The World Health Organization (WHO) requested a Mental Health and Psychosocial Support (MHPSS) literature review of countries impacted by the Ebola virus, including Sierra Leone, Liberia and Guinea. International Medical Corps expressed an interest in completing the review for Guinea and commissioned a rigorous review of the literature on pre-existing information relevant to mental health and psychosocial support (MHPSS) in Guinea, in the French and English languages. This report presents the findings using an integrated psychological and anthropological framework that is instrumental in understanding MHPSS needs, and how to devise culturally-appropriate MHPSS interventions in Ebola-affected areas.
The report outlines the key findings of the existing academic and grey literature related to Guinean mental health and psychosocial issues and services, with a specific emphasis on the recent Ebola humanitarian crisis.
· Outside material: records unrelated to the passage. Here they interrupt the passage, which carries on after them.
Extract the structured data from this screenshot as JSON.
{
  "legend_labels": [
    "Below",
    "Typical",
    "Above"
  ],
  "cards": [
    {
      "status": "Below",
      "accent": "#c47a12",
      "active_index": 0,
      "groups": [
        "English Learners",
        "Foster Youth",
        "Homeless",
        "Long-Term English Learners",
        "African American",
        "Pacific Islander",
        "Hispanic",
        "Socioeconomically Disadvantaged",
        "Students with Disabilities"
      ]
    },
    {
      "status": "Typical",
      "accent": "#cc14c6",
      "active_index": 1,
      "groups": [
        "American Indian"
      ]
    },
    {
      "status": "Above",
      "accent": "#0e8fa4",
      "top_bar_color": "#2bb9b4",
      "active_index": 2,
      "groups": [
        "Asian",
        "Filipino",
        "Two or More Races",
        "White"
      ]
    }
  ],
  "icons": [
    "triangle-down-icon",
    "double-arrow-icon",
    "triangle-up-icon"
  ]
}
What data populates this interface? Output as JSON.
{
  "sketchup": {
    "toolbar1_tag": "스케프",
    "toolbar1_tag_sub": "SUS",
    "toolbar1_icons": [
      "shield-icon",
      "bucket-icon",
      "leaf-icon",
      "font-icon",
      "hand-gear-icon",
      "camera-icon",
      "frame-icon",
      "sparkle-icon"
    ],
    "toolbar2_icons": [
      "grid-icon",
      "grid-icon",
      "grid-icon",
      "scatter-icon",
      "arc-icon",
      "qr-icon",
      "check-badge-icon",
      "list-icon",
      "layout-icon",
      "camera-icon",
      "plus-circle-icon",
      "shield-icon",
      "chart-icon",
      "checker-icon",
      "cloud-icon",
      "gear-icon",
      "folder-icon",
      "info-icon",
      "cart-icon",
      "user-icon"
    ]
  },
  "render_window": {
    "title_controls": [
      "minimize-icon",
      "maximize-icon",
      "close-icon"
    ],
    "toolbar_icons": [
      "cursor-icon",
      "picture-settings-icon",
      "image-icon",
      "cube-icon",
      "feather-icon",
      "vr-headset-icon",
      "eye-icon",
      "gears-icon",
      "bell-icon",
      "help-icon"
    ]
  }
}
The review was conducted in June-July 2015 and identified relevant academic publications using academic search engines and databases (Google scholar, Medline, Pubmed, PSYCHinfo, APA psycNET, and Anthrosource). The search was extended through manual searches on Google in French and English, and in the journals: Social Science and Medicine; Culture, Medicine, and Psychiatry, Transcultural Psychiatry; and Medical Anthropology. Researchers with relevant expert knowledge were also consulted. The overall search identified academic sources, but also relevant reports, policy documents and internet resources.
The report introduces general background information regarding the population of Guinea, its religions, history, politics, economics and health. It subsequently summarizes information on mental health and psychosocial issues including prevalence, local nosologies, help-seeking strategies, formal and informal resources of MHPSS sources of support. There is discussion of the ways in which causes and course of illness and misfortune are intertwined with plural cosmologies and with individuals’ relationships with the living, the dead, the spirit world, and nature itself. Finally, the humanitarian crisis of Ebola in Guinea is explored, alongside responses to it, and its social and psychological ramifications for the affected population.
The scholarly and grey literature available on MHPSS specifically in Guinea was limited and thinly spread over many documents. This presented a challenge when writing this report and we acknowledge that there may have been further relevant material to be found in sources that did not focus specifically on MHPSS, but which it was not possible to obtain within the time-scale of the review. Nonetheless, we hope the report can provide useful insights for policy-makers, donors, governments and service-providers.
To access review please visit http://mhpss.net/?get=268/Guinea-MHPSS-Literature-Review-2015-English1.pdf or download Guinea MHPSS Literature Review 2015 English here.